A cheerful painting featuring a classic fishing boat known as the “kazinaswla”. Stark colours of the sky and sea are a contrast against the dark wood and texture of the boat. Dhows and traditional fishing boats like the “kazinaswla” are still built in the same way they have been for hundreds of years, using no mechanical or electrical tools. During season time, they either ferry tourists or engage in fishing. The daily life of people is closely connected to the tidal cycle of the Indian Ocean. But the sand, on the other hand, is the axis of all island life here. The dhows and boats rest on the sand before heading to sea and men bring ashore their daily catch.
SIBLINGS AT THE ENTRANCE And MOTHERING
Zanzibar is not only about seeing a few sites or doing a few things. It is discovering its people and feeling what it really means to live in this tropical paradise.
We stay in the Stone Town so as to experience life as the Zanzibaris and to maximise on the connection with this island.
These are typical Swahili family homes. The Swahili mainly reside on the East Coast of Africa. Several generations still live under the same roof. This strict family focus is an integral part of Swahili culture.
Extensive weathering of the limestone can be seen on the outer walls of these homes due to the humid climate.
Faded colonial buildings rub shoulders with the vibrancy of Arabic and Indian influences architectural influences.
MORE ABOUT AVNI SHAH
Avni is a leading, multi-disciplinary Kenyan artist whose works depicting East Africa will surprise and also delight you with details and a happy colour palette which are the hallmarks in her work. She brings both realism as well impressionism to the scene.
She embarked on her art career after her “O” levels. She attained a Teachers Training Diploma in Art Education from the famous Sir J.J. School of Art, Mumbai. She has done many solo and group exhibitions and two in Germany. Her first mentor Keith Harrington inspired her to capture in her paintings what was old before it gave way to the new resulting in exhibitions titled “Mombasa Old Town”, “Opening Doors To Lamu”, “Scenes Of Kenya”. Some of her latest exhibitions include “Shifting Panoramas”, held at the Village Market in September 2019 and “Across East Africa”, held at the UNON in March 2020. She also took part in FOTA at the ISK in November 2019.
She has worked with world renowned architectural mosaic artist Jim Anderson on broken tile mosaics which are displayed at the local hospitals and one in Addenbrookes Hospital in Cambridge, UK.

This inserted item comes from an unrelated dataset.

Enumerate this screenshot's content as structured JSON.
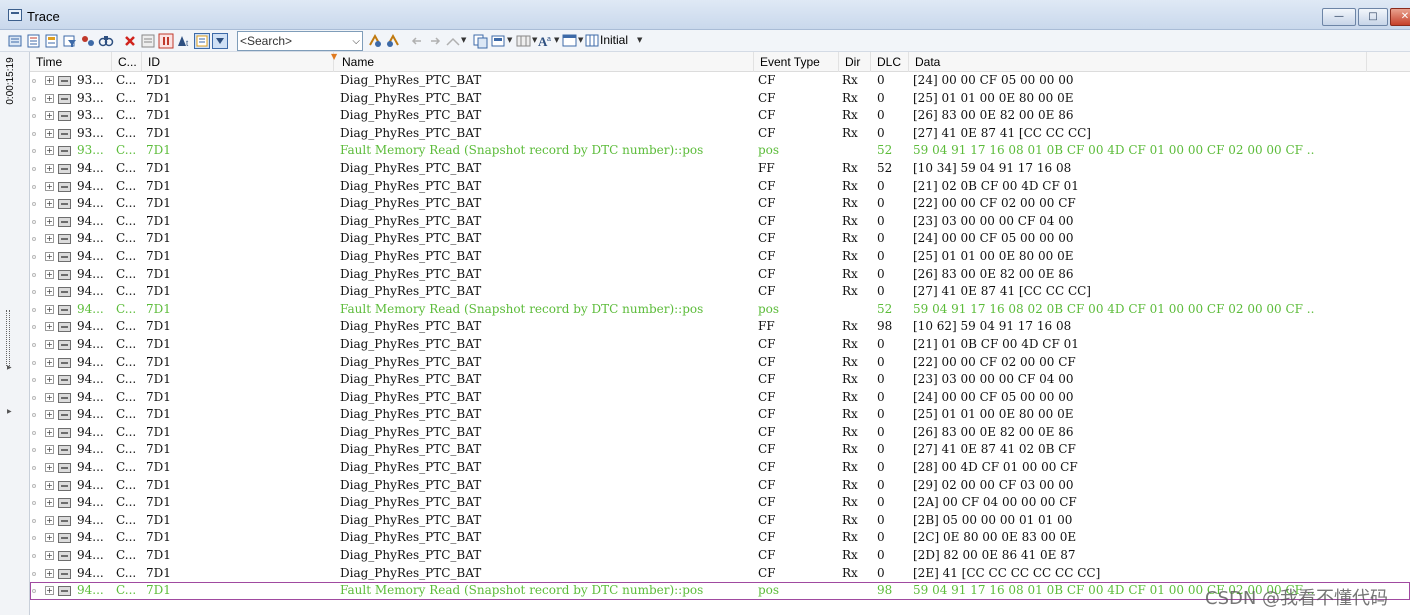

Some of the highlights of her career have been “Unusual Friends” and “Wonder of the World” depicting adoption of oryx baby by a lioness in Samburu hang at the Mayor of Berlin’s Parlour and the Kenyan Embassy in Berlin respectively. “At the Water’s Edge” was presented to honourable Charles Njonjo at the relaunch of the Yellow Pages Directory.